Your answer should consist of each line below that contains the string "ffffff".

> _Dataset rows describing interfaces_

▼▼▼

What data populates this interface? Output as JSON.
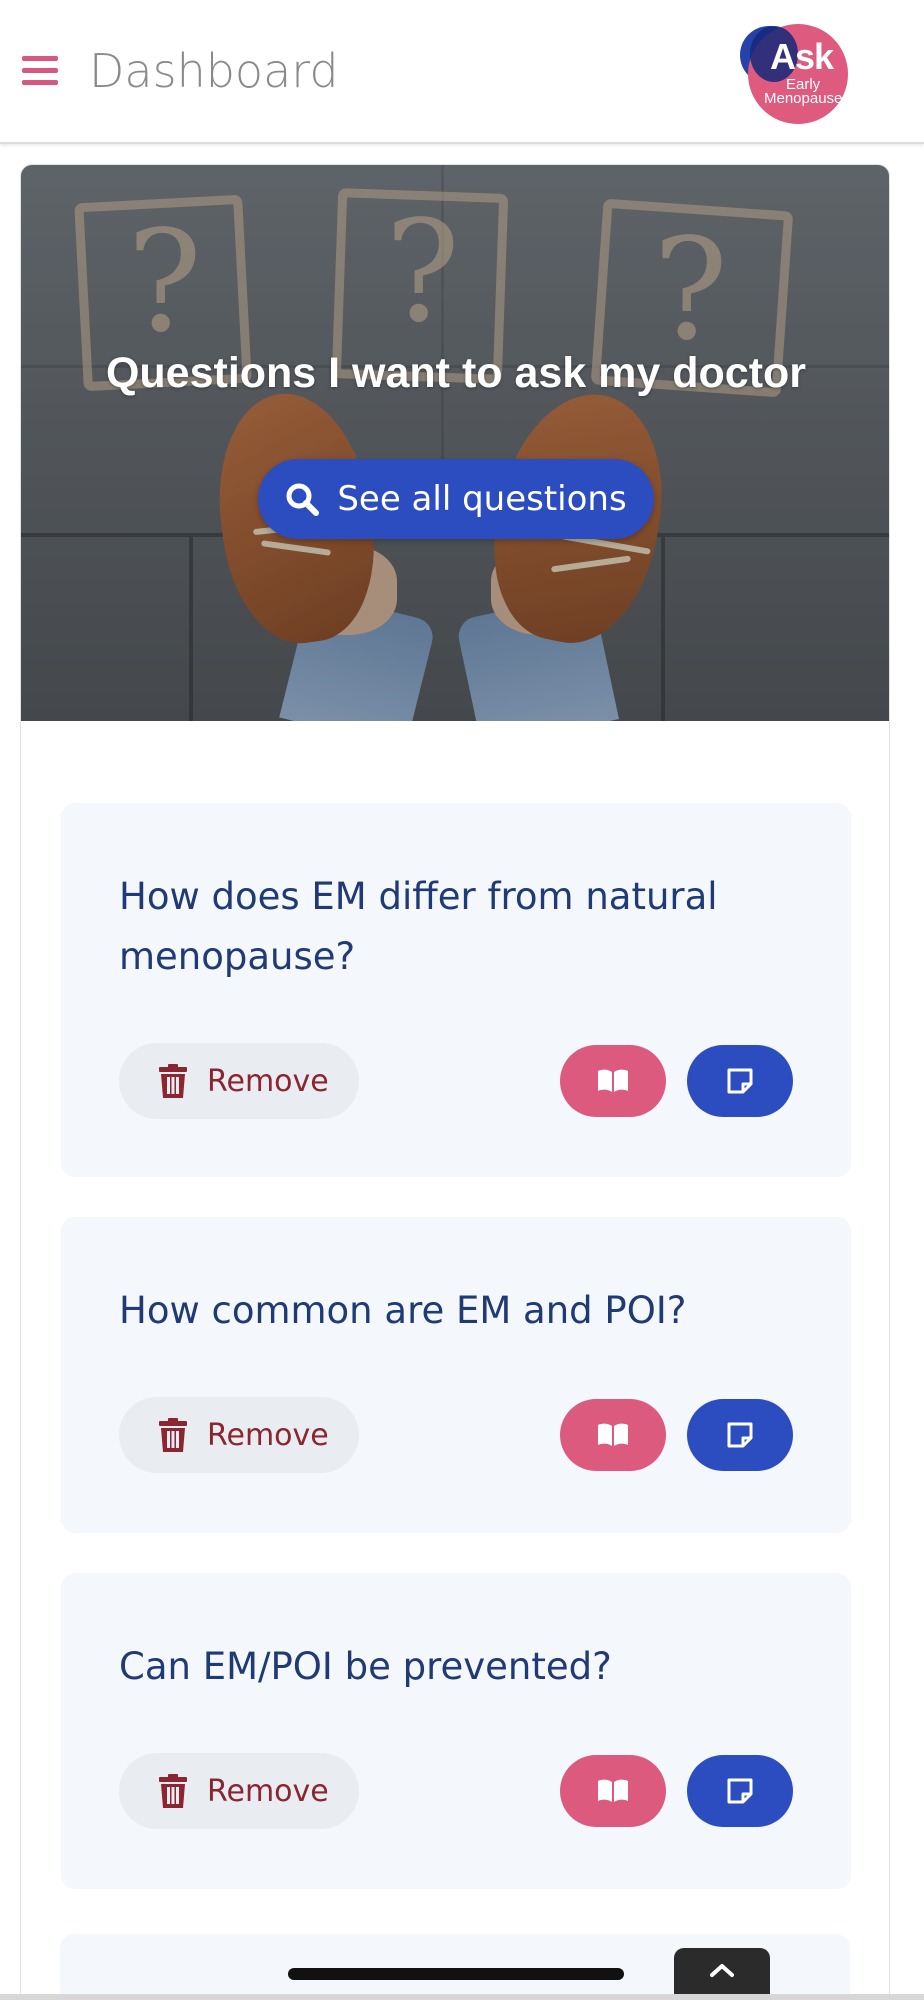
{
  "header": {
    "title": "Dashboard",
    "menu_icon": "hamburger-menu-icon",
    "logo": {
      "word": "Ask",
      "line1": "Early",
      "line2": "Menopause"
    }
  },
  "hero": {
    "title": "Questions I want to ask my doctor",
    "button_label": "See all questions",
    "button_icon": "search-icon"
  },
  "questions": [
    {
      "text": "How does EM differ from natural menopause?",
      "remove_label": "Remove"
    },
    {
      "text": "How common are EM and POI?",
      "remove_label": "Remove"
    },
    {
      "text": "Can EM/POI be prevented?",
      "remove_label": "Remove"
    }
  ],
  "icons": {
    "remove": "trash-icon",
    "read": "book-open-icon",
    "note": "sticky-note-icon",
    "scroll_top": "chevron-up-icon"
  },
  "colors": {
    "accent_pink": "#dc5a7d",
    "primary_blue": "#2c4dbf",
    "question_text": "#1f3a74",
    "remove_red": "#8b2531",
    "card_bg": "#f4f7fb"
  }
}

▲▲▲
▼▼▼

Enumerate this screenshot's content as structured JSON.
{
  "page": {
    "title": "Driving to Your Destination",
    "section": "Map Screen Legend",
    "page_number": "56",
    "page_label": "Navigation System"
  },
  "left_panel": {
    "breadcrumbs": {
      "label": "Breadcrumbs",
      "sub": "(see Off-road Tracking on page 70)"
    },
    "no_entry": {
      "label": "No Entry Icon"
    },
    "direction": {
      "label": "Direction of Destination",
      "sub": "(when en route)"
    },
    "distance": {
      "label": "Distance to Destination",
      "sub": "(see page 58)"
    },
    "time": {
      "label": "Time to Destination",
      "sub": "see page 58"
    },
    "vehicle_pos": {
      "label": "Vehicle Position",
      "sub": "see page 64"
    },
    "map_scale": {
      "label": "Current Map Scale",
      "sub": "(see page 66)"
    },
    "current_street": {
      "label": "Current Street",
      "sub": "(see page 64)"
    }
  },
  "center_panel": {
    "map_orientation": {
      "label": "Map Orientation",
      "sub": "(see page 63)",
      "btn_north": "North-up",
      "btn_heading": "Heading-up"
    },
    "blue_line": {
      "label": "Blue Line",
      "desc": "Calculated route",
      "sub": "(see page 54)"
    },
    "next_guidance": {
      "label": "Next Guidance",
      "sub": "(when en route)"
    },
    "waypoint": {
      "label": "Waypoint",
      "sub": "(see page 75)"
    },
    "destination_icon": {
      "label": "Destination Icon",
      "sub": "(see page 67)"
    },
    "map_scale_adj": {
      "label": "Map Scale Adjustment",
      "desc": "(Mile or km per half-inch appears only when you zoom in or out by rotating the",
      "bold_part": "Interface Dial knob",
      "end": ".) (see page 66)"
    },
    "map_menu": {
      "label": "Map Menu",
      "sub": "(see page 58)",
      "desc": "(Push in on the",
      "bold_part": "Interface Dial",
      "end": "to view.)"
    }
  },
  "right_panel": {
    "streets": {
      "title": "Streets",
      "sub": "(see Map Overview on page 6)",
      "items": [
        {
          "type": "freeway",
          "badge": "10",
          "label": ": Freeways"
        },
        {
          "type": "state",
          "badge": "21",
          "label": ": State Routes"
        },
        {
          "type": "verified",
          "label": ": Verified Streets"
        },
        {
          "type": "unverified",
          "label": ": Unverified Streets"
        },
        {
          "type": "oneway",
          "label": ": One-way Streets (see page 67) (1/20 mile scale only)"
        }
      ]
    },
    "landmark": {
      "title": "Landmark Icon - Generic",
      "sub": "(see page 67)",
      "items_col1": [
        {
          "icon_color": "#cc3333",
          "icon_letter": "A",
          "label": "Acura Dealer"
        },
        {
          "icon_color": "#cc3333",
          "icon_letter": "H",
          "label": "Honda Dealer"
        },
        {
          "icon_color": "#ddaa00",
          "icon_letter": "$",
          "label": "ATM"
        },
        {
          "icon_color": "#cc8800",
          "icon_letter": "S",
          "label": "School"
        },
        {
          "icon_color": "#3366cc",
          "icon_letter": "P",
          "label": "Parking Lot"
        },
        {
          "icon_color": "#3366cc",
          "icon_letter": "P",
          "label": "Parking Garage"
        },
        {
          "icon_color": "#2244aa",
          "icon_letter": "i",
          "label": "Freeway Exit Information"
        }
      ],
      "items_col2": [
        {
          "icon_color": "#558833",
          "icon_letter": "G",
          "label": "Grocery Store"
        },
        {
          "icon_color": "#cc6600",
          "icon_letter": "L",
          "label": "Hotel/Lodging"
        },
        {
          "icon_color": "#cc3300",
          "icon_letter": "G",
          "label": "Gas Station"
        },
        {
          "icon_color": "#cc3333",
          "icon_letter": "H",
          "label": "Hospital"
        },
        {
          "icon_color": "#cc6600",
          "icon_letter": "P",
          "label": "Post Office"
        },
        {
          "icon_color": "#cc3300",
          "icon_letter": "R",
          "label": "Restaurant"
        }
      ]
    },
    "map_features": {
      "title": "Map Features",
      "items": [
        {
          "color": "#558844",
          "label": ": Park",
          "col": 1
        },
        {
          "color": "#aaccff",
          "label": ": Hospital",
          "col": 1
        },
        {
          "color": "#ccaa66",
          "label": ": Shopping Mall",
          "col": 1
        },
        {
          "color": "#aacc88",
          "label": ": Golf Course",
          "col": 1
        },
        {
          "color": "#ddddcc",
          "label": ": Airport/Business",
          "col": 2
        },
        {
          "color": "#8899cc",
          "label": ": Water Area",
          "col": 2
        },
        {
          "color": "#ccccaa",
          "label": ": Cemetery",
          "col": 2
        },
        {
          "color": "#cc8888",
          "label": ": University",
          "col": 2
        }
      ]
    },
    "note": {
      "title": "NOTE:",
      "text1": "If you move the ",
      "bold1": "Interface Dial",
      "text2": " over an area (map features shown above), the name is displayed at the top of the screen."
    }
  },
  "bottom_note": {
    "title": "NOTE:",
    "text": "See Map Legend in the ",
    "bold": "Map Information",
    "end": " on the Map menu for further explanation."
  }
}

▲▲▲
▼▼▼

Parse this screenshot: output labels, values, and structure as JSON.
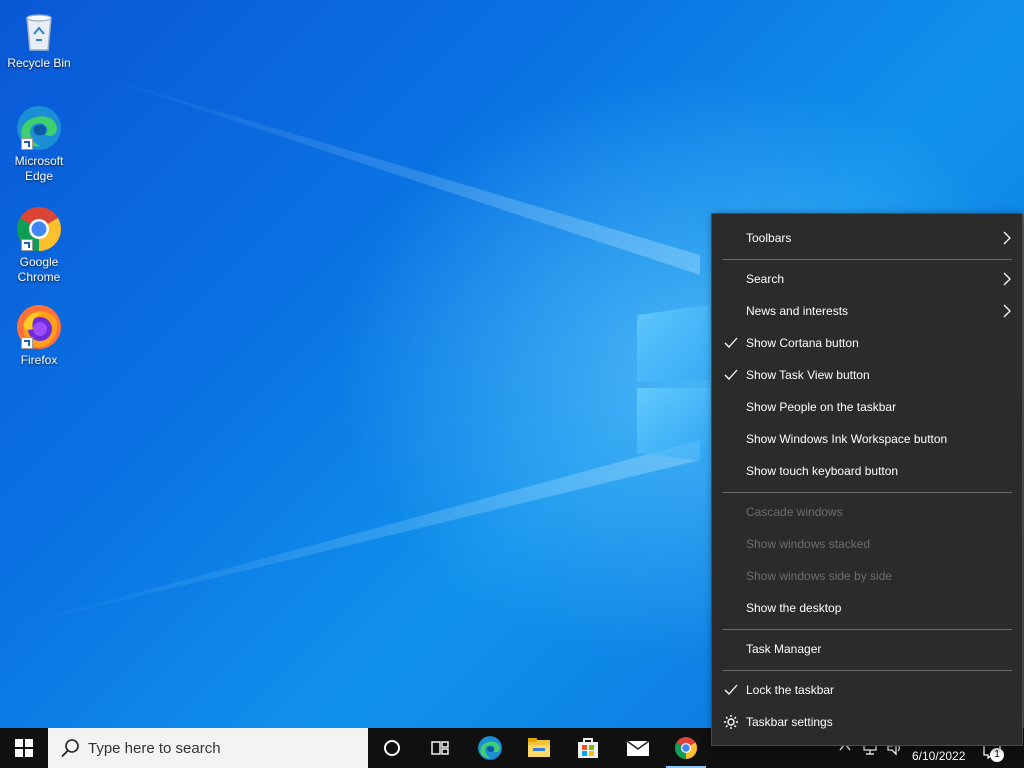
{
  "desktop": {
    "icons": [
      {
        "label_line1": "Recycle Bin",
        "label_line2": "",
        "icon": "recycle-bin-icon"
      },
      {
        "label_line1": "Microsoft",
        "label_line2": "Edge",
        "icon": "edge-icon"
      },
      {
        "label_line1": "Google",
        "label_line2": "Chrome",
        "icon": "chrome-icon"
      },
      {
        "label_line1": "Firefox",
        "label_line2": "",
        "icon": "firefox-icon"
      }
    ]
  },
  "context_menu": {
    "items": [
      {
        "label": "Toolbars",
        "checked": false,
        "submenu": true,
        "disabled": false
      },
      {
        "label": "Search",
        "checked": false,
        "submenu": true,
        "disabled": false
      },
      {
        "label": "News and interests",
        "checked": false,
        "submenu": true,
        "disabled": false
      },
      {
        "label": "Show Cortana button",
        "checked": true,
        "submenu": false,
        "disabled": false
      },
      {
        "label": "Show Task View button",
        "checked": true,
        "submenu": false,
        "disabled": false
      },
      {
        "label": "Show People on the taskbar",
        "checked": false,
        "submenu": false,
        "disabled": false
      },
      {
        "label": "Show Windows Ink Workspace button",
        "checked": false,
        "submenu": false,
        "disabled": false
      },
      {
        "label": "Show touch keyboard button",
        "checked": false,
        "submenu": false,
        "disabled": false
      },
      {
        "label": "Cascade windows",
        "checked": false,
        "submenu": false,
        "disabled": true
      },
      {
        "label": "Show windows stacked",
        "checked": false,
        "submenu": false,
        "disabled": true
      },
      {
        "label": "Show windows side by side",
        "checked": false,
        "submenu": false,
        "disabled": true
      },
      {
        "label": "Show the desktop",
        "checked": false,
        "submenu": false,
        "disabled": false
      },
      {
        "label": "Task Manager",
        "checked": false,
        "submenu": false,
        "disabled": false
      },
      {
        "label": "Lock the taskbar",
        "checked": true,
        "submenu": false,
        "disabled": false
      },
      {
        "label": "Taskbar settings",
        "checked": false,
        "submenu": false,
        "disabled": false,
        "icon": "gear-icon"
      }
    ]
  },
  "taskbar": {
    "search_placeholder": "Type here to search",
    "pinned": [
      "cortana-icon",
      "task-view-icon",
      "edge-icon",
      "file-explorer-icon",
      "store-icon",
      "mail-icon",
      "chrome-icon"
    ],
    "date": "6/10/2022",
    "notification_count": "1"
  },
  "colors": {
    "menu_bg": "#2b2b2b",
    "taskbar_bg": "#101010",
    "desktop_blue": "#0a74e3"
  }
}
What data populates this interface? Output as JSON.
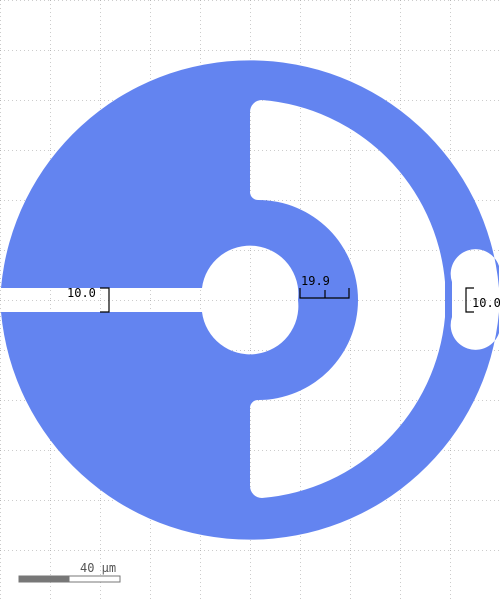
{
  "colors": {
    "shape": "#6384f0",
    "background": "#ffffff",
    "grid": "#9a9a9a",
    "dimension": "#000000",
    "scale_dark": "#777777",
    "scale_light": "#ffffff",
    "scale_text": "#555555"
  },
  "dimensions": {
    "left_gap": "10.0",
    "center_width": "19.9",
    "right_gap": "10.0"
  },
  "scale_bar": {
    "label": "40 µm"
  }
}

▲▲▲

> _Exercise answer_
    "background": "#ffffff",
    "scale_light": "#ffffff",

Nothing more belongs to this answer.